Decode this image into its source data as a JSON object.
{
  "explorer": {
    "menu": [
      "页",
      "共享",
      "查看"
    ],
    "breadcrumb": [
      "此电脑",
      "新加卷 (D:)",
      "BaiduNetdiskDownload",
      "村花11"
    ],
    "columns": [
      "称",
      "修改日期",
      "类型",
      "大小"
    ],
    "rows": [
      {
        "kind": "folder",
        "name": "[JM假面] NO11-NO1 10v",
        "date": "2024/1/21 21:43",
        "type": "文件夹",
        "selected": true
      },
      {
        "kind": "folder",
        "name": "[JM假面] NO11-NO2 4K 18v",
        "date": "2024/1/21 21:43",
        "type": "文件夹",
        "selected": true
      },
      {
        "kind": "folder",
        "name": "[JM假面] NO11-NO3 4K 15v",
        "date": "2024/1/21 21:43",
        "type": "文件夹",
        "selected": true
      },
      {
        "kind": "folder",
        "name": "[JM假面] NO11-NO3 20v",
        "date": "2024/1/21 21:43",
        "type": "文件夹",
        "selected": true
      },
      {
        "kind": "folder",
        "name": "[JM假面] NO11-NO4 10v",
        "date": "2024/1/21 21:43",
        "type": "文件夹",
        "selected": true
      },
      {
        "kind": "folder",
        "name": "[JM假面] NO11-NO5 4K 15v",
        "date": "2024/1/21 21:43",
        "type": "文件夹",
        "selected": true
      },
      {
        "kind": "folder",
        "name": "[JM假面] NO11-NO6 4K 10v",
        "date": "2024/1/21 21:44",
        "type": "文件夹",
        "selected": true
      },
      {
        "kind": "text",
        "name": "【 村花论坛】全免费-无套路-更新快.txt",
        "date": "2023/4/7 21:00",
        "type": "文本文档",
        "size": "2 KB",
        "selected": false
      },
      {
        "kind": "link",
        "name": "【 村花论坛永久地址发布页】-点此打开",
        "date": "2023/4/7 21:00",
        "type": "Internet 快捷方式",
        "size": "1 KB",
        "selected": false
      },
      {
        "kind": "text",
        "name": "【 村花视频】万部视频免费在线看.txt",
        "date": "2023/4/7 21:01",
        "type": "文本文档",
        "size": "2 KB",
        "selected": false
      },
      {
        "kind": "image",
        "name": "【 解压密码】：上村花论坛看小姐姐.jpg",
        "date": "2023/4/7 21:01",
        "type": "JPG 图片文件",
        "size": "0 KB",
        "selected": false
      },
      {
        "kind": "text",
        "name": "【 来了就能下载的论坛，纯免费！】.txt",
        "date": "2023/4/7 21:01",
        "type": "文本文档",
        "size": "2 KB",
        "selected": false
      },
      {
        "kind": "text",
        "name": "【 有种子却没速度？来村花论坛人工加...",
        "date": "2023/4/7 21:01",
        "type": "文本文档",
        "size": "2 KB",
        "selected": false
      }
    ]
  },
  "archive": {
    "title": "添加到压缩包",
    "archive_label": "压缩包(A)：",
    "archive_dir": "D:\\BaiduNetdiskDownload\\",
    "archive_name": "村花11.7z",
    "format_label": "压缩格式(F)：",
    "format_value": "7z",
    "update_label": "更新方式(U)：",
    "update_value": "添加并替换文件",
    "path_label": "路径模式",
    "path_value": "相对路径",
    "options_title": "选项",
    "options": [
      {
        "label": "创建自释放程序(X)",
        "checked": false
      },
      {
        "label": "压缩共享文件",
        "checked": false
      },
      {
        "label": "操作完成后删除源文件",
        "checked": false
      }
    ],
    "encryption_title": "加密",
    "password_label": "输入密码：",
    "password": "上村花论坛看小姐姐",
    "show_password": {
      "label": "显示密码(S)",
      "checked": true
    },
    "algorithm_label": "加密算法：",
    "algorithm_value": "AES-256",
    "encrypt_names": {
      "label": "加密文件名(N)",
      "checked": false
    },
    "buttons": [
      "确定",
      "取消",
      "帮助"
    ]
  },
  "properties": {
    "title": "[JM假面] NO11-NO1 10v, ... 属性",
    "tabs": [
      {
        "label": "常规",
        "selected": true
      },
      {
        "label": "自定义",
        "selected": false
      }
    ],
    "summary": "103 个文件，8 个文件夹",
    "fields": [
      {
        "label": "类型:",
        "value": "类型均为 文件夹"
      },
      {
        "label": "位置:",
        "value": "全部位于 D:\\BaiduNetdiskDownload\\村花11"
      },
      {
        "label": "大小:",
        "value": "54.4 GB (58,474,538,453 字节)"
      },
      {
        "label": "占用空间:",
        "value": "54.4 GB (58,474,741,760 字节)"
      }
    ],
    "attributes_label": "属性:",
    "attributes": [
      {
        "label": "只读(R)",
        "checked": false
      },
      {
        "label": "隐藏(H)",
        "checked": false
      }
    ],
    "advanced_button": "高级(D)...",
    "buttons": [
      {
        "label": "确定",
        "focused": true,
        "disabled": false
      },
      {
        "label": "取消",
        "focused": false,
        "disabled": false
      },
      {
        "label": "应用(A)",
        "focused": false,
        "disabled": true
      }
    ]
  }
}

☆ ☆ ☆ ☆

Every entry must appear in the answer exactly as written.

Decode this image into its source data as a JSON object.
{
  "explorer": {
    "menu": [
      "页",
      "共享",
      "查看"
    ],
    "breadcrumb": [
      "此电脑",
      "新加卷 (D:)",
      "BaiduNetdiskDownload",
      "村花11"
    ],
    "columns": [
      "称",
      "修改日期",
      "类型",
      "大小"
    ],
    "rows": [
      {
        "kind": "folder",
        "name": "[JM假面] NO11-NO1 10v",
        "date": "2024/1/21 21:43",
        "type": "文件夹",
        "selected": true
      },
      {
        "kind": "folder",
        "name": "[JM假面] NO11-NO2 4K 18v",
        "date": "2024/1/21 21:43",
        "type": "文件夹",
        "selected": true
      },
      {
        "kind": "folder",
        "name": "[JM假面] NO11-NO3 4K 15v",
        "date": "2024/1/21 21:43",
        "type": "文件夹",
        "selected": true
      },
      {
        "kind": "folder",
        "name": "[JM假面] NO11-NO3 20v",
        "date": "2024/1/21 21:43",
        "type": "文件夹",
        "selected": true
      },
      {
        "kind": "folder",
        "name": "[JM假面] NO11-NO4 10v",
        "date": "2024/1/21 21:43",
        "type": "文件夹",
        "selected": true
      },
      {
        "kind": "folder",
        "name": "[JM假面] NO11-NO5 4K 15v",
        "date": "2024/1/21 21:43",
        "type": "文件夹",
        "selected": true
      },
      {
        "kind": "folder",
        "name": "[JM假面] NO11-NO6 4K 10v",
        "date": "2024/1/21 21:44",
        "type": "文件夹",
        "selected": true
      },
      {
        "kind": "text",
        "name": "【 村花论坛】全免费-无套路-更新快.txt",
        "date": "2023/4/7 21:00",
        "type": "文本文档",
        "size": "2 KB",
        "selected": false
      },
      {
        "kind": "link",
        "name": "【 村花论坛永久地址发布页】-点此打开",
        "date": "2023/4/7 21:00",
        "type": "Internet 快捷方式",
        "size": "1 KB",
        "selected": false
      },
      {
        "kind": "text",
        "name": "【 村花视频】万部视频免费在线看.txt",
        "date": "2023/4/7 21:01",
        "type": "文本文档",
        "size": "2 KB",
        "selected": false
      },
      {
        "kind": "image",
        "name": "【 解压密码】：上村花论坛看小姐姐.jpg",
        "date": "2023/4/7 21:01",
        "type": "JPG 图片文件",
        "size": "0 KB",
        "selected": false
      },
      {
        "kind": "text",
        "name": "【 来了就能下载的论坛，纯免费！】.txt",
        "date": "2023/4/7 21:01",
        "type": "文本文档",
        "size": "2 KB",
        "selected": false
      },
      {
        "kind": "text",
        "name": "【 有种子却没速度？来村花论坛人工加...",
        "date": "2023/4/7 21:01",
        "type": "文本文档",
        "size": "2 KB",
        "selected": false
      }
    ]
  },
  "archive": {
    "title": "添加到压缩包",
    "archive_label": "压缩包(A)：",
    "archive_dir": "D:\\BaiduNetdiskDownload\\",
    "archive_name": "村花11.7z",
    "format_label": "压缩格式(F)：",
    "format_value": "7z",
    "update_label": "更新方式(U)：",
    "update_value": "添加并替换文件",
    "path_label": "路径模式",
    "path_value": "相对路径",
    "options_title": "选项",
    "options": [
      {
        "label": "创建自释放程序(X)",
        "checked": false
      },
      {
        "label": "压缩共享文件",
        "checked": false
      },
      {
        "label": "操作完成后删除源文件",
        "checked": false
      }
    ],
    "encryption_title": "加密",
    "password_label": "输入密码：",
    "password": "上村花论坛看小姐姐",
    "show_password": {
      "label": "显示密码(S)",
      "checked": true
    },
    "algorithm_label": "加密算法：",
    "algorithm_value": "AES-256",
    "encrypt_names": {
      "label": "加密文件名(N)",
      "checked": false
    },
    "buttons": [
      "确定",
      "取消",
      "帮助"
    ]
  },
  "properties": {
    "title": "[JM假面] NO11-NO1 10v, ... 属性",
    "tabs": [
      {
        "label": "常规",
        "selected": true
      },
      {
        "label": "自定义",
        "selected": false
      }
    ],
    "summary": "103 个文件，8 个文件夹",
    "fields": [
      {
        "label": "类型:",
        "value": "类型均为 文件夹"
      },
      {
        "label": "位置:",
        "value": "全部位于 D:\\BaiduNetdiskDownload\\村花11"
      },
      {
        "label": "大小:",
        "value": "54.4 GB (58,474,538,453 字节)"
      },
      {
        "label": "占用空间:",
        "value": "54.4 GB (58,474,741,760 字节)"
      }
    ],
    "attributes_label": "属性:",
    "attributes": [
      {
        "label": "只读(R)",
        "checked": false
      },
      {
        "label": "隐藏(H)",
        "checked": false
      }
    ],
    "advanced_button": "高级(D)...",
    "buttons": [
      {
        "label": "确定",
        "focused": true,
        "disabled": false
      },
      {
        "label": "取消",
        "focused": false,
        "disabled": false
      },
      {
        "label": "应用(A)",
        "focused": false,
        "disabled": true
      }
    ]
  }
}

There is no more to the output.